Turkey cannot handle a fresh migrant wave from Syria, President Recep Tayyip Erdoğan said Sunday.
He added that European nations will feel the impact of the influx if violence in Syria’s Idlib region continued.
Speaking at an awards ceremony in Istanbul, Erdoğan said more than 80,000 people were currently on the move from Idlib toward Turkey due to Russian and regime bombardments in the region.
If the flow increased, “Turkey will not carry this migration burden alone”, he added.
“The negative effects of this pressure on us will be an issue felt by all European countries, especially Greece,” he warned.
He said Europe would inevitably see conditions like the 2015 migrant crisis unless it helped stop violence in the region.
Erdoğan added Turkey was doing everything possible with Russia to stop bombardments in Idlib. He said a Turkish delegation will travel to Moscow on Monday to hold talks on Syria and Turkey will determine its steps after the talks.

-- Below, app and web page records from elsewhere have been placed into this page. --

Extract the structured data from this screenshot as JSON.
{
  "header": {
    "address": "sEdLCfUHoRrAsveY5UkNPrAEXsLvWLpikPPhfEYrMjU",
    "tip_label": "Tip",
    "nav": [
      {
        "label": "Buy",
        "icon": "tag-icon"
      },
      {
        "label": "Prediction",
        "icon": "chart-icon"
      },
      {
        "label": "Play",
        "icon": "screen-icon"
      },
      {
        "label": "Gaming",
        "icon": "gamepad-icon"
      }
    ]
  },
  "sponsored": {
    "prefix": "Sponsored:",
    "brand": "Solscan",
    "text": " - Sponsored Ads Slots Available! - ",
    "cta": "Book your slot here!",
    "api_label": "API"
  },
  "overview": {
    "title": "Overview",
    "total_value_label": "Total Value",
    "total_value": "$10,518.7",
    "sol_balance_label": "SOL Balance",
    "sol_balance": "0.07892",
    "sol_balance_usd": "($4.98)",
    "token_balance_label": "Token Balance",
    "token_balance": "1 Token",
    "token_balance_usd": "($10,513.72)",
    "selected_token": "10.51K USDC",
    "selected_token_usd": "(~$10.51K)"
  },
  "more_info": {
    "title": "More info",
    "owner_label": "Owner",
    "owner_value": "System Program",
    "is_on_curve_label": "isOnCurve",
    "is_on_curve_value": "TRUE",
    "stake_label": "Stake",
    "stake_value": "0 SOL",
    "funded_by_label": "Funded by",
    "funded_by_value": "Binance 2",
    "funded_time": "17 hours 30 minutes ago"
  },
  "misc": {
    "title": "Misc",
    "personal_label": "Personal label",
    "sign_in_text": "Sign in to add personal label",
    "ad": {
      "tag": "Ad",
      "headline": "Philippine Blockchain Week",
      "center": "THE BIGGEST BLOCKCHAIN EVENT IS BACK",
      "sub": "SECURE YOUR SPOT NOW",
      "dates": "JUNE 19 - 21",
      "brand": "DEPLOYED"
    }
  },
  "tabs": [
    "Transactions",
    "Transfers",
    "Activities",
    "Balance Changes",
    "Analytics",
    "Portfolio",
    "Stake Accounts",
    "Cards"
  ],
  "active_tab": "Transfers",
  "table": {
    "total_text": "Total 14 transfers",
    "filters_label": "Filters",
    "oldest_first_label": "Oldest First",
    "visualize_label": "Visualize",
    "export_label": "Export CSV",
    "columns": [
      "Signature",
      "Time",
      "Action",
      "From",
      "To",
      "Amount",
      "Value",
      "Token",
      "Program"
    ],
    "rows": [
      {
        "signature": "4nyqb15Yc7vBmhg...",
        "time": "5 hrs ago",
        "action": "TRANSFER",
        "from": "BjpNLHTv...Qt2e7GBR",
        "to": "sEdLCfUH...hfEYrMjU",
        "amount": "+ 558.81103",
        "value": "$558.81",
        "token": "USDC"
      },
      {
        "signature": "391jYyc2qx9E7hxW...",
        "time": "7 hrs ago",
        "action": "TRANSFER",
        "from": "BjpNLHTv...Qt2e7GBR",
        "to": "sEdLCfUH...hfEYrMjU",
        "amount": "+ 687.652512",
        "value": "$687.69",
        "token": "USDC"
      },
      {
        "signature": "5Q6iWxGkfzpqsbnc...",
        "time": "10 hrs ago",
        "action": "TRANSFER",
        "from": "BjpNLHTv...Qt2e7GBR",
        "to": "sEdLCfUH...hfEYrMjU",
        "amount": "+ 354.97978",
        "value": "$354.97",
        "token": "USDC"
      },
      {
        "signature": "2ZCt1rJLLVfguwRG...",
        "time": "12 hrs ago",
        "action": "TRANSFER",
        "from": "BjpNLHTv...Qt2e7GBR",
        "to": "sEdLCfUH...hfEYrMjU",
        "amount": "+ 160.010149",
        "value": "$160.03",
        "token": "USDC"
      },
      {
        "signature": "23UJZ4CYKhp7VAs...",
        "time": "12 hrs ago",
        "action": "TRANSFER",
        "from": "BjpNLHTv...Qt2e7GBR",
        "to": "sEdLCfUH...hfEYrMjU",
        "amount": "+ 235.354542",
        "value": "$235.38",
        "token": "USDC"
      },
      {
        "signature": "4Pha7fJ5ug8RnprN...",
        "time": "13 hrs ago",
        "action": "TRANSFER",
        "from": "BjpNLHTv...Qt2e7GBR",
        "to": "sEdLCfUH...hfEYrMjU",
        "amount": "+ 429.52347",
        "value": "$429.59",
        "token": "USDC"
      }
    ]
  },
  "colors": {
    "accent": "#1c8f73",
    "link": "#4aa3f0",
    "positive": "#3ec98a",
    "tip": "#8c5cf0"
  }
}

Syrian regime attacks on civilians and residential areas within Idlib’s de-escalation zone is causing a new humanitarian catastrophe, forcing civilians to flee their homes toward safer areas near the Turkish border.
Some 12,000 civilians are headed toward the Turkish border after forces loyal to the Russia-backed Bashar Assad regime intensified attacks on the de-escalation zone in northwestern Syria’s Idlib.
The Syrian Civil War, which broke out in 2011, has killed hundreds of thousands of people and forced more than 5 million people to flee the country, while more than 7 million are internally displaced.
Refugees mainly took shelter in Turkey, Jordan and Lebanon, with Turkey hosting the largest number of refugees. Some have sought to reach Europe via the Aegean and Mediterranean seas, but hundreds died en route to Greece and other coastal countries.
According to Interior Ministry figures, the number of refugees was 4.2 million in 2017 and has now reached 4.9 million. While 3.6 million Syrians are living in Turkey, more than 415,000 Syrian children have been born in Turkey since the start of the civil war in 2011.